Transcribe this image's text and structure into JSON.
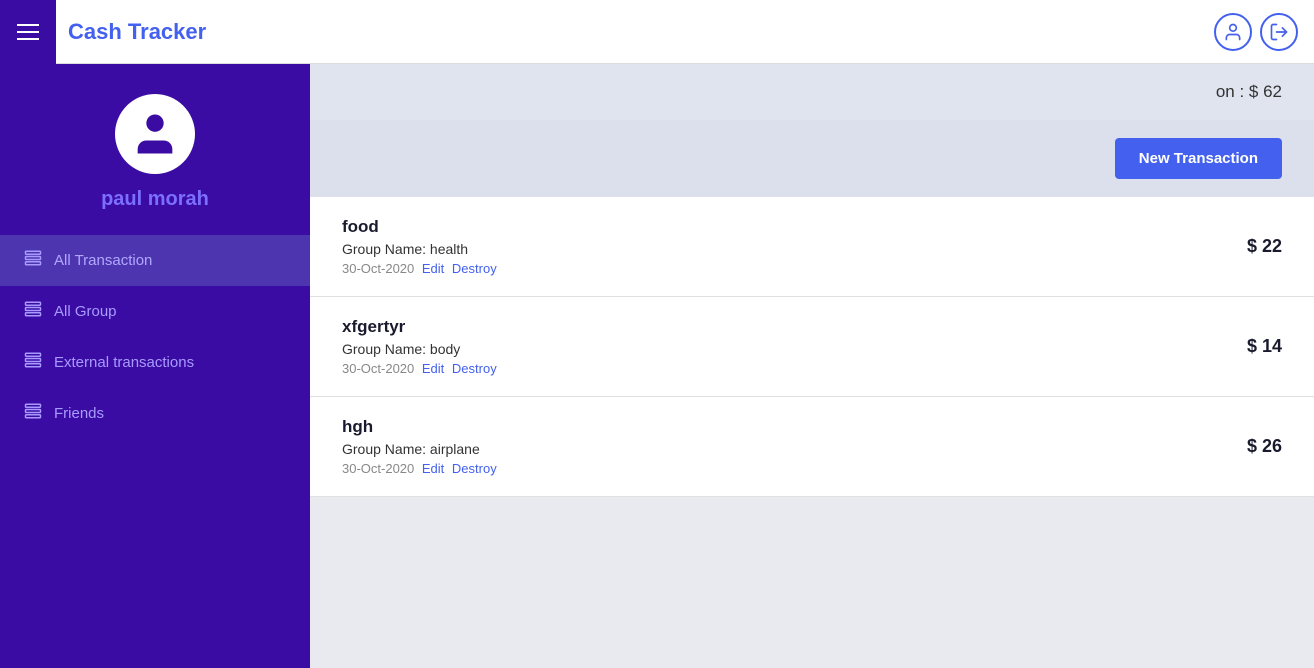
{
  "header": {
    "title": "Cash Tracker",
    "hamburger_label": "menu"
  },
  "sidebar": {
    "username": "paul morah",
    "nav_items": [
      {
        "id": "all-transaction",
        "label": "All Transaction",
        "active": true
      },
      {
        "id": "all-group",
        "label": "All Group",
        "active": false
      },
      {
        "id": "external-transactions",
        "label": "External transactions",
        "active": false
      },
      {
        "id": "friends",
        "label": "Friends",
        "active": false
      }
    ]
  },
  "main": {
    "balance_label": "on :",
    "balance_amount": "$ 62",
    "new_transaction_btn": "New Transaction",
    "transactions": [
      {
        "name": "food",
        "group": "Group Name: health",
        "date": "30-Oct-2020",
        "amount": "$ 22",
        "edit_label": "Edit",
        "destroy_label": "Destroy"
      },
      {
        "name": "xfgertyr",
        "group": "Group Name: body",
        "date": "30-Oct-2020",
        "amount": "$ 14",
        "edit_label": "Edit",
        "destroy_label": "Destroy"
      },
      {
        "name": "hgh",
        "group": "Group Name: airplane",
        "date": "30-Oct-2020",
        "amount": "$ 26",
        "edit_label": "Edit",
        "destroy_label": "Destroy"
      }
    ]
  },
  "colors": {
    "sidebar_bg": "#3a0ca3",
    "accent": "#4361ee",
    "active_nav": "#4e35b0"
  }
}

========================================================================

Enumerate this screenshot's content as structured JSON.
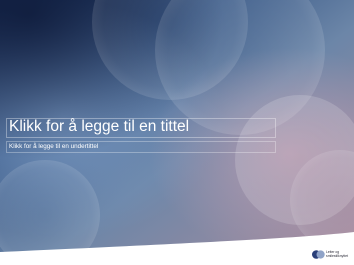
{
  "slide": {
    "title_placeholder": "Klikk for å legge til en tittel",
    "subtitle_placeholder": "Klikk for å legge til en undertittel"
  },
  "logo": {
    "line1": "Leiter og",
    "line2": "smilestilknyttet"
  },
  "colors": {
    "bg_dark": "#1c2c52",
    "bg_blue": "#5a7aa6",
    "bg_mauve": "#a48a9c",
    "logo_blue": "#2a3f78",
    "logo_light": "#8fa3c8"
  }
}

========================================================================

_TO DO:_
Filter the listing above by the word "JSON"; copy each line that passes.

_SOLUTION FOR THIS EXERCISE:_
Transcribe this image's text and structure into JSON.
Enumerate this screenshot's content as structured JSON.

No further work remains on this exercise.